Brian Hartline didn’t know it at the time, but four years ago this month his coaching career began.
In his first year of NFL retirement, Hartline was asked to come back to Ohio State and work on the scout team during bowl prep for the Fiesta Bowl against Clemson in 2016. It wasn’t all that unusual for former players to come back and help like this, and so Hartline grabbed an old helmet and shoulder pads from his basement and headed back to campus for the start of a homecoming unlike any other.
The game didn’t go as planned. Ohio State got shutout 31-0 by the Tigers. After the game, then-head coach Urban Meyer vowed that this would never happen at Ohio State again. Soon after, he made changes in his coaching staff, most notably bringing in Ryan Day to coach the quarterbacks and former Indiana head coach Kevin Wilson to help Day run the offense.
With the changes, Meyer also asked Hartline if he’d be interested in giving coaching a shot. Hartline, who enjoyed his time helping out during bowl prep, declined. Ever the ace recruiter, however, Meyer asked again later in the winter and Hartline decided there would be no harm in simply dipping a toe in the water.
Almost immediately the wading pool wasn’t deep enough for him and so he was brought on as a quality control coach for the 2017 season. More of the same was expected the following year as he continued to build his coaching resume, but with the firing of OSU receivers coach Zach Smith, Hartline stepped in at the position he knows best, and the rest is history.
But it’s also the present and the future.
Hartline has said coaching quickly became “a calling,” and it’s hard to argue with him because if it was just a job, the results wouldn’t be so impressive.
In his first season as Ohio State’s receivers coach, Parris Campbell set an OSU single-season record with 90 receptions. He became the first 1,000-yard receiver for the Buckeyes since Michael Jenkins in 2002. Campbell was selected in the second round of the 2019 NFL Draft and teammate Terry McLaurin was selected in the third round. Two or three years earlier, that may not have seemed possible.
In Hartline’s second season, KJ Hill left as Ohio State’s all-time receptions leader.
Much of the individual successes were due to an increase in passing from the Buckeyes and a perfect storm of selfless veterans who were ready to blossom, but it would also be disingenuous to only credit the circumstances and not the coaching.
Hartline’s impact since he suited back up for the Buckeyes four years ago hasn’t just taken place on the field. He is also now labeled as one of the nation’s best recruiters.
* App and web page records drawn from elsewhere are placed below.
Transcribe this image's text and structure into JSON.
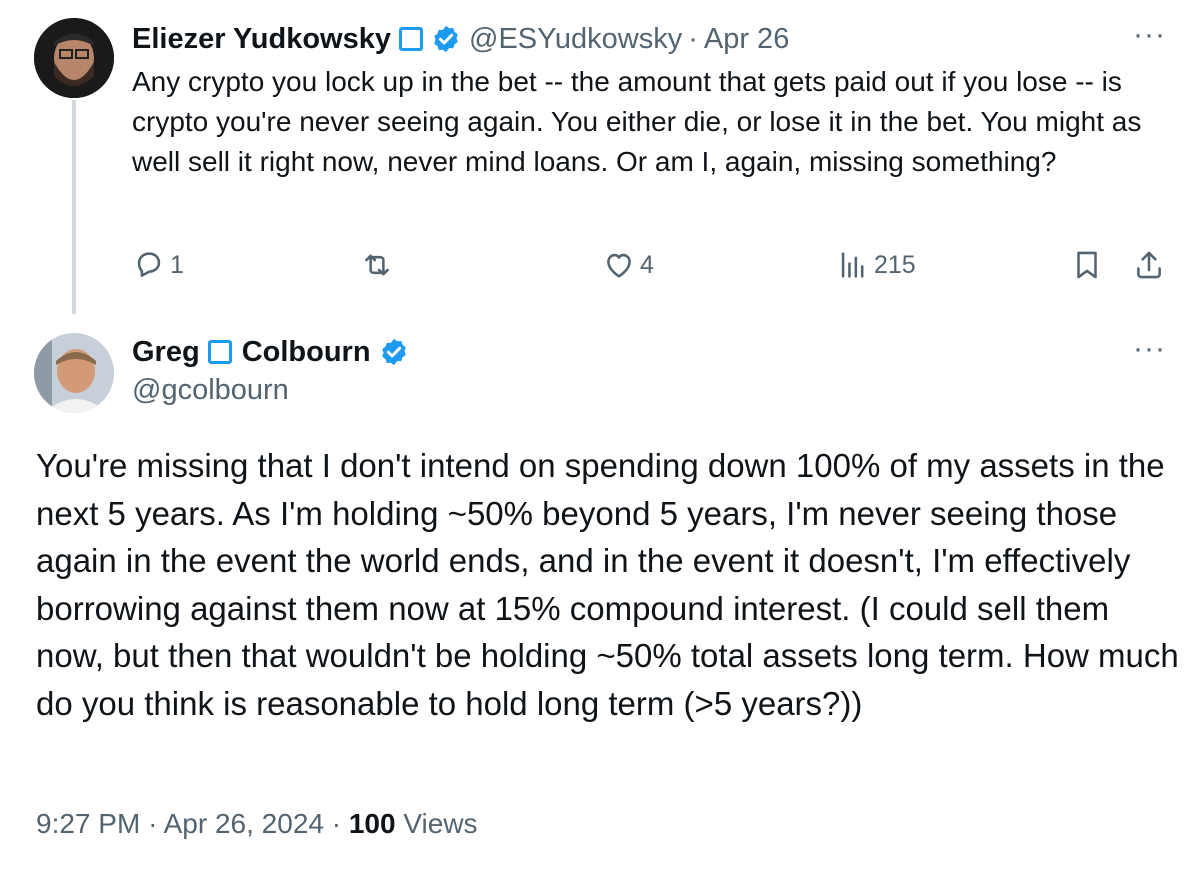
{
  "colors": {
    "accent": "#1d9bf0",
    "muted_text": "#536471",
    "text": "#0f1419",
    "thread_line": "#cfd9de"
  },
  "icons": [
    "square-emoji-icon",
    "verified-badge-icon",
    "more-icon",
    "reply-icon",
    "retweet-icon",
    "like-icon",
    "views-icon",
    "bookmark-icon",
    "share-icon"
  ],
  "tweet1": {
    "name": "Eliezer Yudkowsky",
    "handle": "@ESYudkowsky",
    "separator": "·",
    "date": "Apr 26",
    "more": "···",
    "text": "Any crypto you lock up in the bet -- the amount that gets paid out if you lose -- is crypto you're never seeing again.  You either die, or lose it in the bet.  You might as well sell it right now, never mind loans.  Or am I, again, missing something?",
    "replies": "1",
    "likes": "4",
    "views": "215"
  },
  "tweet2": {
    "name_first": "Greg",
    "name_last": "Colbourn",
    "handle": "@gcolbourn",
    "more": "···",
    "text": "You're missing that I don't intend on spending down 100% of my assets in the next 5 years. As I'm holding ~50% beyond 5 years, I'm never seeing those again in the event the world ends, and in the event it doesn't, I'm effectively borrowing against them now at 15% compound interest. (I could sell them now, but then that wouldn't be holding ~50% total assets long term. How much do you think is reasonable to hold long term (>5 years?))",
    "time": "9:27 PM",
    "date": "Apr 26, 2024",
    "separator": "·",
    "views_count": "100",
    "views_label": "Views"
  }
}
In his first full recruiting cycle, he finished as 247Sports’ No. 1 recruiter in the 2020 class, having been the primary recruiter for four top 100 receivers. He is currently ranked No. 4 for the 2021 class. And even though he is sitting in fourth on his own team for 2022, it’s important to remember that things are still early and his one commitment so far is from the No. 2 receiver in the nation.
For the second year in a row, Hartline signed the nation’s top receiver. Last year it was Julian Fleming out of Pennsylvania and this year it was Emeka Egbuka out of Washington. The Buckeyes also signed receivers Jayden Ballard and Marvin Harrison, Jr., who are both top 100 receivers in the 2021 class.
There may be no assistant coach in the nation operating at a recruiting level like Hartline. Since he was named OSU’s receivers coach, he has signed or received commitments from 10 wide receivers. All 10 have been Top 100 guys and half of them have been 5-star prospects.
Meanwhile, on the field this year, receivers Chris Olave and Garrett Wilson have both had All-Big Ten seasons. Both are averaging over 100 yards receiving per game, which is something that no Buckeye receiver has done since David Boston in 1998.
Hartline has been Ohio State’s wide receivers coach for roughly two-and-a-half years and none of it has yet to appear to be too much for him. Even though his career has not followed the paths of most others, the weeds have never been too tall for him to navigate.
This is also why Buckeye fans have already been asking themselves how much longer Hartline will stick around before moving on and moving up the coaching ladder.
Those may be uncomfortable questions to ask, but they’re much better than the alternative of wondering how much longer a guy is going to stick around and hamstring your program.
It may have been a phone call that brought Brian Hartline back to Ohio State four years ago, but it was a calling that kept him.
And that calling may keep him with the Buckeyes longer than you just might think.